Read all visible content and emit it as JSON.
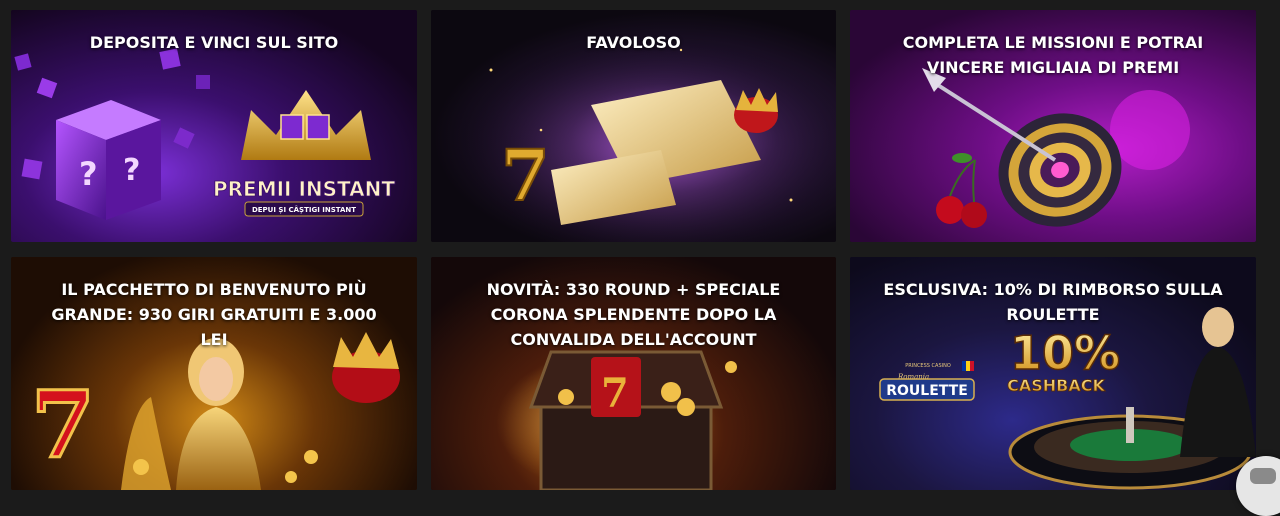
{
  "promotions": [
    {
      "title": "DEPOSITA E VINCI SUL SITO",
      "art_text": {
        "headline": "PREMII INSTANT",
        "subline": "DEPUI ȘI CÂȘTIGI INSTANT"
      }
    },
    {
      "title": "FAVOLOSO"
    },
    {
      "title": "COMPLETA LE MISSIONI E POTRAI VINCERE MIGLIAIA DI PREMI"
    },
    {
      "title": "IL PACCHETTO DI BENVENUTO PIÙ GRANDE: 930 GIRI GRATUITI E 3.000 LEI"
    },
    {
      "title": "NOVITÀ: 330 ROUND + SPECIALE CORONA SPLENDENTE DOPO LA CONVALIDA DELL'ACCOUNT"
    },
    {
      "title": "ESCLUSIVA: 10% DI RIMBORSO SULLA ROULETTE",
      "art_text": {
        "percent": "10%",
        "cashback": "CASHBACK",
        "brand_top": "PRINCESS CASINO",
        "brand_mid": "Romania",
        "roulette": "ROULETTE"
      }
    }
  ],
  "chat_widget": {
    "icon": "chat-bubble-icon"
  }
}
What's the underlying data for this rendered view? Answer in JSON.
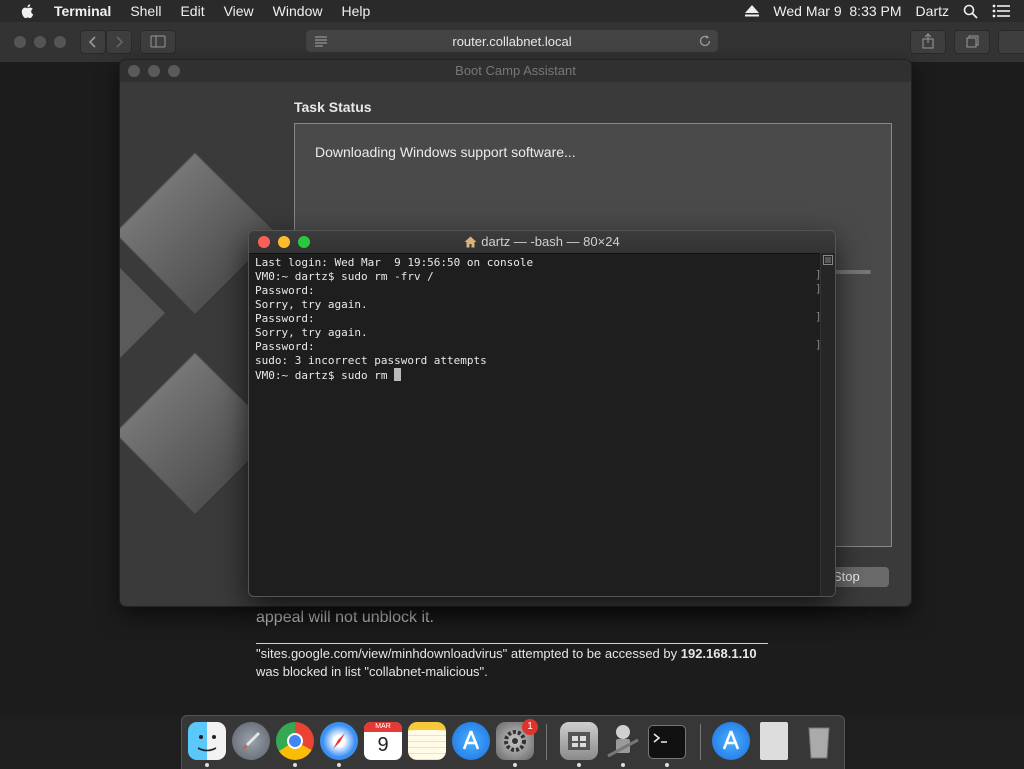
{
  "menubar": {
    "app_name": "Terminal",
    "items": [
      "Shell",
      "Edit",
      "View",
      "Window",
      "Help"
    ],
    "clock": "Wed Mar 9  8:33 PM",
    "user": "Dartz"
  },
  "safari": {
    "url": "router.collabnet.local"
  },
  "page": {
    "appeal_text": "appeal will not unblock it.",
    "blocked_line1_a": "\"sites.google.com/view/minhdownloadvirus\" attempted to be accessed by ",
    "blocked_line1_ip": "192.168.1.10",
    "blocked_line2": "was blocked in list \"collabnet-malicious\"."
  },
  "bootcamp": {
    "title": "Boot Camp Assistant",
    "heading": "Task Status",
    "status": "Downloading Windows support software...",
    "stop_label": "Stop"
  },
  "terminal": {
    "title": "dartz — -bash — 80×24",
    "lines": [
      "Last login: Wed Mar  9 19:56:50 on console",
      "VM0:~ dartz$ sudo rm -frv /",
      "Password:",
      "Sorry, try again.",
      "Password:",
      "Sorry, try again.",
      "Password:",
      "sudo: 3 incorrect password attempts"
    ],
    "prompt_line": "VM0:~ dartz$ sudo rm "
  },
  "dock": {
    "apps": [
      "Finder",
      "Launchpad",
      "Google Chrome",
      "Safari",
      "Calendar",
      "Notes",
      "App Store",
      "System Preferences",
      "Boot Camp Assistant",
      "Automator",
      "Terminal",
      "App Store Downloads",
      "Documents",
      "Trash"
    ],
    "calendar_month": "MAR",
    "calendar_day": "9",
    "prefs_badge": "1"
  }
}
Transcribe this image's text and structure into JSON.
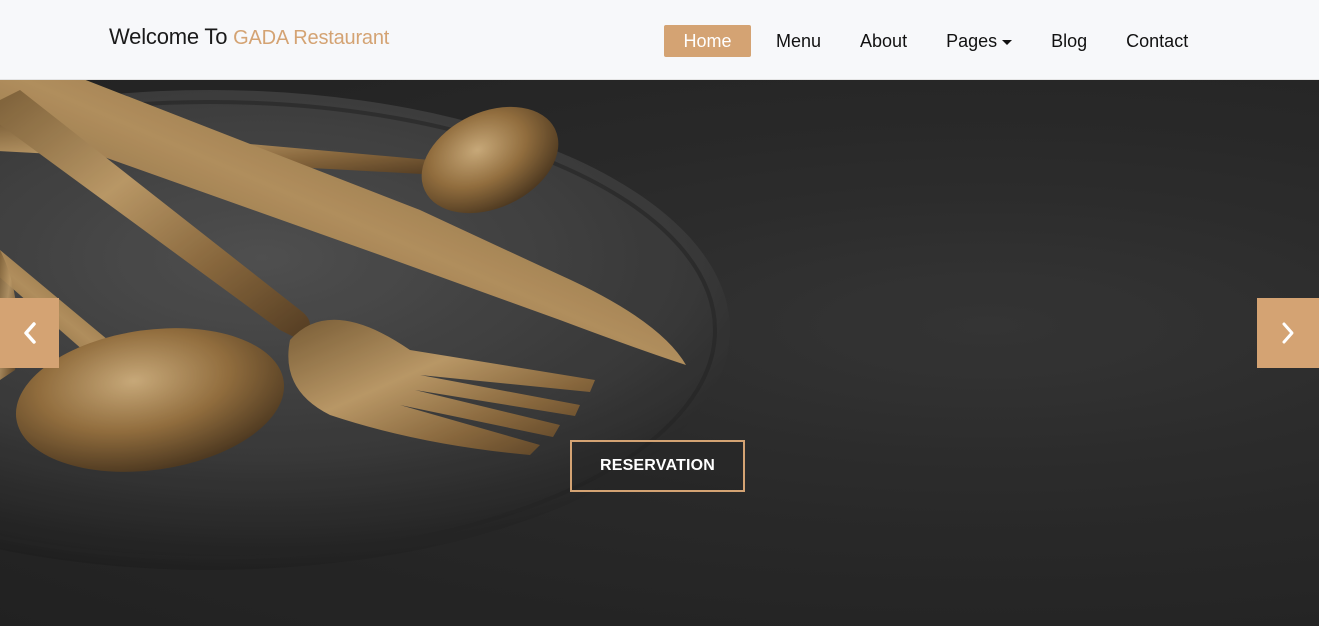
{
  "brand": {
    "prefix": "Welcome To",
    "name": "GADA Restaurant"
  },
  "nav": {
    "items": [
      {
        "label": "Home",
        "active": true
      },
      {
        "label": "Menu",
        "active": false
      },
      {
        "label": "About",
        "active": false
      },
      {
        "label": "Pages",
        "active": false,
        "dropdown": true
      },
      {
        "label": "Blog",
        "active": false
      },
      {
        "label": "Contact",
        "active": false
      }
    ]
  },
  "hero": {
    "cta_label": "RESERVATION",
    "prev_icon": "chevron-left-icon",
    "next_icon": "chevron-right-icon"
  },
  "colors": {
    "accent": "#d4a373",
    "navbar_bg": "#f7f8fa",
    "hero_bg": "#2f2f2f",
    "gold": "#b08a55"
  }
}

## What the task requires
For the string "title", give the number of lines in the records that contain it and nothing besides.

## Result
8